A bold aspect of Fridman’s plan is to have a truly global representation of Jews taking part in an election of the diaspora assembly, based on creating a census of all Jews outside of Israel. When I suggested that many Jews would be reluctant to participate in a worldwide registration effort, as it could conjure up nightmares of past efforts in world history to single out and target Jews, he said that times have changed. “Today, a time of increasing assimilation, is the right time” to launch and promote a voluntary registry of all Jews, by country, based on the definition of Who Is A Jew in Israel’s Law of Return, Fridman said. And he is prepared to underwrite the costly and complex venture, which he said could be aided by cutting-edge technology. Fridman believes that a transparent and transcontinental campaign to elect representatives to an official diaspora assembly would motivate and inspire world Jewry and deepen their connection to Israel and to each other.

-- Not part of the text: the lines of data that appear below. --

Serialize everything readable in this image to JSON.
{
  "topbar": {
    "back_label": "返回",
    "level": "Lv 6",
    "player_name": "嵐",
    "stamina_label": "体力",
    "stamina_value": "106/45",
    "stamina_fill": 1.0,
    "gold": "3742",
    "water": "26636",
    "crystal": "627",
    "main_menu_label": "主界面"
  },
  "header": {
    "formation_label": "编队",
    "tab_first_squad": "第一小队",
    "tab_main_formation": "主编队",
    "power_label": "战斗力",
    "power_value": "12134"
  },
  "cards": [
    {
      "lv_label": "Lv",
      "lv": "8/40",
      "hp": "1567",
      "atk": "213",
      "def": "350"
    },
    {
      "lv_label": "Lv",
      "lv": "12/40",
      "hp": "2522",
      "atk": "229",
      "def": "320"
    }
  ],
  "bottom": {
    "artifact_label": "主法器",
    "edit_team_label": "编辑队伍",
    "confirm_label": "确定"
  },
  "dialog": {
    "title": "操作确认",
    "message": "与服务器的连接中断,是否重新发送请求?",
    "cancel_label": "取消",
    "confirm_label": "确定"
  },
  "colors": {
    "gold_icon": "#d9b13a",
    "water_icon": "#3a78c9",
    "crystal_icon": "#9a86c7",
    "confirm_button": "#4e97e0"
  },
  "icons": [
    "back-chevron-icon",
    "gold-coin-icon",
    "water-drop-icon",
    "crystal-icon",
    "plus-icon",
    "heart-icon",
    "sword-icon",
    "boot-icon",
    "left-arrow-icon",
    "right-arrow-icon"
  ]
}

One major obstacle to Fridman’s proposal is that in Israel, where seemingly every aspect of domestic life is political, diaspora Jews are not represented in political life. At present, when American Jewish leaders lobby the coalition or Knesset members for an issue of significant importance here, they are told, in effect, “come back when you have a constituency that has a say in our elections.” Until then, Israeli officials insist, advocating for a diaspora position doesn’t add up to votes and isn’t worth the effort.
The most recent and blatant example was Prime Minister Benjamin Netanyahu’s reneging on a long-planned compromise in June that would have assured enhanced egalitarian prayer at the Kotel and given liberal denominations a voice in administering policy in the area surrounding the Western Wall. The coalition also backed a bill that would give the fundamentalist Chief Rabbinate a monopoly over conversions in Israel.
The prime minister’s rationale was that if he had not fallen in line with the charedi parties in his government, his coalition would have collapsed. So much for promises and addressing the concerns of the majority of diaspora Jewry.
While Netanyahu has described his role as the defender and protector of Jews everywhere, a member of his entourage told me last month that, regrettably, the prime minister is more concerned about maintaining close relations with evangelical Christians in the U.S., who are deeply loyal to him and number in the tens of millions, than with the majority of American Jews, who Netanyahu believes will go on supporting Jerusalem even if they get upset at government policies at times.
If true, that’s a dangerous and cynical calculation. (And surveys indicate that younger Evangelicals are less supportive of Israel than their elders.)
All of which makes Michael Fridman’s campaign more timely and intriguing. He’s right in asserting that the diaspora-Israel relationship is precious — and in danger of continuing erosion unless a bold effort is made to restore it.
“I worry that 50 years from now, diaspora communities could disappear,” Fridman told me. “We need to find a way for the majority of diaspora Jews to feel engaged.” And, I would add, for Israel to recognize its own need to help preserve and sustain a vibrant diaspora.
For now, the prospect of an enlightened Israeli leadership offering world Jewry a new level of consultation and input in key decisions seems remote. But one has to start somewhere, and Fridman’s proposal deserves serious consideration. As Herzl put it more elegantly: “If you will it, it is no dream.”